WORK ITEM: Word for word, restate all of the entries.

AVAILABLE DATA:
[Start of Attachment]
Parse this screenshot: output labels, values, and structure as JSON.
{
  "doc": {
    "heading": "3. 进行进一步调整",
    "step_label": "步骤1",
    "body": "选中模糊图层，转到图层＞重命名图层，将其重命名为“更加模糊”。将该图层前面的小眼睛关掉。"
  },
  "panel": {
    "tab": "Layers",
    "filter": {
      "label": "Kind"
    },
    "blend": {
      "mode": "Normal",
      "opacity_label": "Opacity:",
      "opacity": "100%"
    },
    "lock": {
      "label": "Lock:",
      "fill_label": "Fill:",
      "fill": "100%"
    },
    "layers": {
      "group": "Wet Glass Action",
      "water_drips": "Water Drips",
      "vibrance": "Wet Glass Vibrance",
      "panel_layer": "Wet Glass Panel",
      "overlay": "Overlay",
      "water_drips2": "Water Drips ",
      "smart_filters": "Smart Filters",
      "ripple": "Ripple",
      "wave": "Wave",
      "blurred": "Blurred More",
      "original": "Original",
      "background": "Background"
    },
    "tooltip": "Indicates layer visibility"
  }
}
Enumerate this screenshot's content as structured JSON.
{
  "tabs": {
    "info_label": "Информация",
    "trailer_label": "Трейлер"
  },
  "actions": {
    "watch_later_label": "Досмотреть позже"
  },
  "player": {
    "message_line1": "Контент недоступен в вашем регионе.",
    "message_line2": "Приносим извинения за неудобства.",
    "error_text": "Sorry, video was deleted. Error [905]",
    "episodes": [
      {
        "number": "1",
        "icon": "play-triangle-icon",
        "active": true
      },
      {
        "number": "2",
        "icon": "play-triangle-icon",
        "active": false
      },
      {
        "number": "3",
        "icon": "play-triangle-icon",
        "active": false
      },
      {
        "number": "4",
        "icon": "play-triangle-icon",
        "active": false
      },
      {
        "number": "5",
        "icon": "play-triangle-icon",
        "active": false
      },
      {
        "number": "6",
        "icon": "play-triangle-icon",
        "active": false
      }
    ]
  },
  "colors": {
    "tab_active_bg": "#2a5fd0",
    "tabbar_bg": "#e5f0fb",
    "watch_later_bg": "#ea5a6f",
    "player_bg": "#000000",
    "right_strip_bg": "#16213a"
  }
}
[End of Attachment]
WRITTEN SOLUTION:
Parse this screenshot: output labels, values, and structure as JSON.
{
  "doc": {
    "heading": "3. 进行进一步调整",
    "step_label": "步骤1",
    "body": "选中模糊图层，转到图层＞重命名图层，将其重命名为“更加模糊”。将该图层前面的小眼睛关掉。"
  },
  "panel": {
    "tab": "Layers",
    "filter": {
      "label": "Kind"
    },
    "blend": {
      "mode": "Normal",
      "opacity_label": "Opacity:",
      "opacity": "100%"
    },
    "lock": {
      "label": "Lock:",
      "fill_label": "Fill:",
      "fill": "100%"
    },
    "layers": {
      "group": "Wet Glass Action",
      "water_drips": "Water Drips",
      "vibrance": "Wet Glass Vibrance",
      "panel_layer": "Wet Glass Panel",
      "overlay": "Overlay",
      "water_drips2": "Water Drips ",
      "smart_filters": "Smart Filters",
      "ripple": "Ripple",
      "wave": "Wave",
      "blurred": "Blurred More",
      "original": "Original",
      "background": "Background"
    },
    "tooltip": "Indicates layer visibility"
  }
}
Enumerate this screenshot's content as structured JSON.
{
  "tabs": {
    "info_label": "Информация",
    "trailer_label": "Трейлер"
  },
  "actions": {
    "watch_later_label": "Досмотреть позже"
  },
  "player": {
    "message_line1": "Контент недоступен в вашем регионе.",
    "message_line2": "Приносим извинения за неудобства.",
    "error_text": "Sorry, video was deleted. Error [905]",
    "episodes": [
      {
        "number": "1",
        "icon": "play-triangle-icon",
        "active": true
      },
      {
        "number": "2",
        "icon": "play-triangle-icon",
        "active": false
      },
      {
        "number": "3",
        "icon": "play-triangle-icon",
        "active": false
      },
      {
        "number": "4",
        "icon": "play-triangle-icon",
        "active": false
      },
      {
        "number": "5",
        "icon": "play-triangle-icon",
        "active": false
      },
      {
        "number": "6",
        "icon": "play-triangle-icon",
        "active": false
      }
    ]
  },
  "colors": {
    "tab_active_bg": "#2a5fd0",
    "tabbar_bg": "#e5f0fb",
    "watch_later_bg": "#ea5a6f",
    "player_bg": "#000000",
    "right_strip_bg": "#16213a"
  }
}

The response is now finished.